• Working data:
⟨

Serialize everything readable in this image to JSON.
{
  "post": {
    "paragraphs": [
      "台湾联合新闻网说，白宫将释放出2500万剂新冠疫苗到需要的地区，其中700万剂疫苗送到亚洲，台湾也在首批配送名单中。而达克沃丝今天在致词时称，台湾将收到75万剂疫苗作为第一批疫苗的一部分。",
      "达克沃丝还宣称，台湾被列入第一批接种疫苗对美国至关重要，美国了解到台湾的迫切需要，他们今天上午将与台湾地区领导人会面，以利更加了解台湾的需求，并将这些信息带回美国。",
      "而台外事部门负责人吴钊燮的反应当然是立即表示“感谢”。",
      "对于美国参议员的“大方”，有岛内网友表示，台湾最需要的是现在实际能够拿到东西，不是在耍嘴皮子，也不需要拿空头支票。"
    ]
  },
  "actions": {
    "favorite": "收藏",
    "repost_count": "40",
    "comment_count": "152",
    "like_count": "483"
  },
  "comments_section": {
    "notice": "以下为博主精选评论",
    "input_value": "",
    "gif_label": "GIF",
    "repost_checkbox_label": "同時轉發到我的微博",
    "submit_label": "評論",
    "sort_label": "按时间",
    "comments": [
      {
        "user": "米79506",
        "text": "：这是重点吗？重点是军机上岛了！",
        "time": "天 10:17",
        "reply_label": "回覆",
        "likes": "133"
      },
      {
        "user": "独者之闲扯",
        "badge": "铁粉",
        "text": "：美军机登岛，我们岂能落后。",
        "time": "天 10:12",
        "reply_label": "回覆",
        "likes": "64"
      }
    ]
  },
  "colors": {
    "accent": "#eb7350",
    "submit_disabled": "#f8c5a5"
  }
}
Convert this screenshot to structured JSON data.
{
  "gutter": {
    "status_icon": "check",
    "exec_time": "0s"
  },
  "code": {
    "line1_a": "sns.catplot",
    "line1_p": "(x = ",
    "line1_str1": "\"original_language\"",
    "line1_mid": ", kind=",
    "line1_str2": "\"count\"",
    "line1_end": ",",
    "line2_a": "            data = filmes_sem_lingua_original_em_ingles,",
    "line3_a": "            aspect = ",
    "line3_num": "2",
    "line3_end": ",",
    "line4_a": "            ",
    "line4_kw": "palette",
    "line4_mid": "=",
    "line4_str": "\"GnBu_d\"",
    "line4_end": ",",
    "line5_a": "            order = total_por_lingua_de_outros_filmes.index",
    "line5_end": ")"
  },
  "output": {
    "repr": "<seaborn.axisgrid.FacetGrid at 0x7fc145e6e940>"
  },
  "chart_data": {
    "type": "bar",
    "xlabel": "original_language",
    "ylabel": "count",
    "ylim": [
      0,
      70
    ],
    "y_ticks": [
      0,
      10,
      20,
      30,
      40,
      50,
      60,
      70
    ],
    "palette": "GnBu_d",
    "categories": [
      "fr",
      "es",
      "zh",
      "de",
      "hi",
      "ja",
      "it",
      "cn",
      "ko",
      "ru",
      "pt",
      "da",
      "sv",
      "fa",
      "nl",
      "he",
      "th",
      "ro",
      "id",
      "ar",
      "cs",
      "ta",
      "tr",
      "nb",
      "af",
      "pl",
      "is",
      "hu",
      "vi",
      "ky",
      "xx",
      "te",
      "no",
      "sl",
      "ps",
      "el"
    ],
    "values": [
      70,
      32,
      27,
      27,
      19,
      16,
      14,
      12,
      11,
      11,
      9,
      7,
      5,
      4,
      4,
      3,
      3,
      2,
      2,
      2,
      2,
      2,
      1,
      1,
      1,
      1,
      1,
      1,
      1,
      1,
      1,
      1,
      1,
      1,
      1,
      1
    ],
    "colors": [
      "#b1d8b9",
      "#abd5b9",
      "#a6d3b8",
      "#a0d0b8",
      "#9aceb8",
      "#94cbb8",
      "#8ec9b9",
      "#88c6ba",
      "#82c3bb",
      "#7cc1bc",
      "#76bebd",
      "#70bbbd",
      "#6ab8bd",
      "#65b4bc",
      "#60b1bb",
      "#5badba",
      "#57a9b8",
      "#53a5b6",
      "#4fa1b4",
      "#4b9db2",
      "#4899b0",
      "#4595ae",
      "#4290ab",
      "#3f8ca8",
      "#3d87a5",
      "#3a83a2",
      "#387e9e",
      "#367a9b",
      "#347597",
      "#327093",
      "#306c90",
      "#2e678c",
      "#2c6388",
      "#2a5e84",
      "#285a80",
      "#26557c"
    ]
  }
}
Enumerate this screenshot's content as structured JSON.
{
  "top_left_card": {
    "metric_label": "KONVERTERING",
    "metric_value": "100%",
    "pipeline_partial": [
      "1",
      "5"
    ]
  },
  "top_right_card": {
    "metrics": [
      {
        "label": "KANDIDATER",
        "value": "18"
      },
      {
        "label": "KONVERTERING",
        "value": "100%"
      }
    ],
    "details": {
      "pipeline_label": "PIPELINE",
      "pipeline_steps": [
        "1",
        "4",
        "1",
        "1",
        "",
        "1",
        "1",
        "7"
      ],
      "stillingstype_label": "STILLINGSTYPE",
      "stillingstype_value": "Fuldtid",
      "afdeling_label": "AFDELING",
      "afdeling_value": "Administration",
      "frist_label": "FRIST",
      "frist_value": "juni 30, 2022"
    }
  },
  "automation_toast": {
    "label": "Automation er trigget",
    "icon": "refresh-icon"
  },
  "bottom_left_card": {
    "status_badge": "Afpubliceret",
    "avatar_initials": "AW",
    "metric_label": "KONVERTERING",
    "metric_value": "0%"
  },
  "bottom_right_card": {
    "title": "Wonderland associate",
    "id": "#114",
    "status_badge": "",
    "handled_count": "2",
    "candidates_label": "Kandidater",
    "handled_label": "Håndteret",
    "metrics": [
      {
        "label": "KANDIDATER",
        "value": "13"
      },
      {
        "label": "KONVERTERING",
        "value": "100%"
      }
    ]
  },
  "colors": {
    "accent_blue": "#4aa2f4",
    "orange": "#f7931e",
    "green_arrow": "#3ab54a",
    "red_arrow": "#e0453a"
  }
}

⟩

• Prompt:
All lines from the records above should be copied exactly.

• Written answer:
Serialize everything readable in this image to JSON.
{
  "post": {
    "paragraphs": [
      "台湾联合新闻网说，白宫将释放出2500万剂新冠疫苗到需要的地区，其中700万剂疫苗送到亚洲，台湾也在首批配送名单中。而达克沃丝今天在致词时称，台湾将收到75万剂疫苗作为第一批疫苗的一部分。",
      "达克沃丝还宣称，台湾被列入第一批接种疫苗对美国至关重要，美国了解到台湾的迫切需要，他们今天上午将与台湾地区领导人会面，以利更加了解台湾的需求，并将这些信息带回美国。",
      "而台外事部门负责人吴钊燮的反应当然是立即表示“感谢”。",
      "对于美国参议员的“大方”，有岛内网友表示，台湾最需要的是现在实际能够拿到东西，不是在耍嘴皮子，也不需要拿空头支票。"
    ]
  },
  "actions": {
    "favorite": "收藏",
    "repost_count": "40",
    "comment_count": "152",
    "like_count": "483"
  },
  "comments_section": {
    "notice": "以下为博主精选评论",
    "input_value": "",
    "gif_label": "GIF",
    "repost_checkbox_label": "同時轉發到我的微博",
    "submit_label": "評論",
    "sort_label": "按时间",
    "comments": [
      {
        "user": "米79506",
        "text": "：这是重点吗？重点是军机上岛了！",
        "time": "天 10:17",
        "reply_label": "回覆",
        "likes": "133"
      },
      {
        "user": "独者之闲扯",
        "badge": "铁粉",
        "text": "：美军机登岛，我们岂能落后。",
        "time": "天 10:12",
        "reply_label": "回覆",
        "likes": "64"
      }
    ]
  },
  "colors": {
    "accent": "#eb7350",
    "submit_disabled": "#f8c5a5"
  }
}
Convert this screenshot to structured JSON data.
{
  "gutter": {
    "status_icon": "check",
    "exec_time": "0s"
  },
  "code": {
    "line1_a": "sns.catplot",
    "line1_p": "(x = ",
    "line1_str1": "\"original_language\"",
    "line1_mid": ", kind=",
    "line1_str2": "\"count\"",
    "line1_end": ",",
    "line2_a": "            data = filmes_sem_lingua_original_em_ingles,",
    "line3_a": "            aspect = ",
    "line3_num": "2",
    "line3_end": ",",
    "line4_a": "            ",
    "line4_kw": "palette",
    "line4_mid": "=",
    "line4_str": "\"GnBu_d\"",
    "line4_end": ",",
    "line5_a": "            order = total_por_lingua_de_outros_filmes.index",
    "line5_end": ")"
  },
  "output": {
    "repr": "<seaborn.axisgrid.FacetGrid at 0x7fc145e6e940>"
  },
  "chart_data": {
    "type": "bar",
    "xlabel": "original_language",
    "ylabel": "count",
    "ylim": [
      0,
      70
    ],
    "y_ticks": [
      0,
      10,
      20,
      30,
      40,
      50,
      60,
      70
    ],
    "palette": "GnBu_d",
    "categories": [
      "fr",
      "es",
      "zh",
      "de",
      "hi",
      "ja",
      "it",
      "cn",
      "ko",
      "ru",
      "pt",
      "da",
      "sv",
      "fa",
      "nl",
      "he",
      "th",
      "ro",
      "id",
      "ar",
      "cs",
      "ta",
      "tr",
      "nb",
      "af",
      "pl",
      "is",
      "hu",
      "vi",
      "ky",
      "xx",
      "te",
      "no",
      "sl",
      "ps",
      "el"
    ],
    "values": [
      70,
      32,
      27,
      27,
      19,
      16,
      14,
      12,
      11,
      11,
      9,
      7,
      5,
      4,
      4,
      3,
      3,
      2,
      2,
      2,
      2,
      2,
      1,
      1,
      1,
      1,
      1,
      1,
      1,
      1,
      1,
      1,
      1,
      1,
      1,
      1
    ],
    "colors": [
      "#b1d8b9",
      "#abd5b9",
      "#a6d3b8",
      "#a0d0b8",
      "#9aceb8",
      "#94cbb8",
      "#8ec9b9",
      "#88c6ba",
      "#82c3bb",
      "#7cc1bc",
      "#76bebd",
      "#70bbbd",
      "#6ab8bd",
      "#65b4bc",
      "#60b1bb",
      "#5badba",
      "#57a9b8",
      "#53a5b6",
      "#4fa1b4",
      "#4b9db2",
      "#4899b0",
      "#4595ae",
      "#4290ab",
      "#3f8ca8",
      "#3d87a5",
      "#3a83a2",
      "#387e9e",
      "#367a9b",
      "#347597",
      "#327093",
      "#306c90",
      "#2e678c",
      "#2c6388",
      "#2a5e84",
      "#285a80",
      "#26557c"
    ]
  }
}
Enumerate this screenshot's content as structured JSON.
{
  "top_left_card": {
    "metric_label": "KONVERTERING",
    "metric_value": "100%",
    "pipeline_partial": [
      "1",
      "5"
    ]
  },
  "top_right_card": {
    "metrics": [
      {
        "label": "KANDIDATER",
        "value": "18"
      },
      {
        "label": "KONVERTERING",
        "value": "100%"
      }
    ],
    "details": {
      "pipeline_label": "PIPELINE",
      "pipeline_steps": [
        "1",
        "4",
        "1",
        "1",
        "",
        "1",
        "1",
        "7"
      ],
      "stillingstype_label": "STILLINGSTYPE",
      "stillingstype_value": "Fuldtid",
      "afdeling_label": "AFDELING",
      "afdeling_value": "Administration",
      "frist_label": "FRIST",
      "frist_value": "juni 30, 2022"
    }
  },
  "automation_toast": {
    "label": "Automation er trigget",
    "icon": "refresh-icon"
  },
  "bottom_left_card": {
    "status_badge": "Afpubliceret",
    "avatar_initials": "AW",
    "metric_label": "KONVERTERING",
    "metric_value": "0%"
  },
  "bottom_right_card": {
    "title": "Wonderland associate",
    "id": "#114",
    "status_badge": "",
    "handled_count": "2",
    "candidates_label": "Kandidater",
    "handled_label": "Håndteret",
    "metrics": [
      {
        "label": "KANDIDATER",
        "value": "13"
      },
      {
        "label": "KONVERTERING",
        "value": "100%"
      }
    ]
  },
  "colors": {
    "accent_blue": "#4aa2f4",
    "orange": "#f7931e",
    "green_arrow": "#3ab54a",
    "red_arrow": "#e0453a"
  }
}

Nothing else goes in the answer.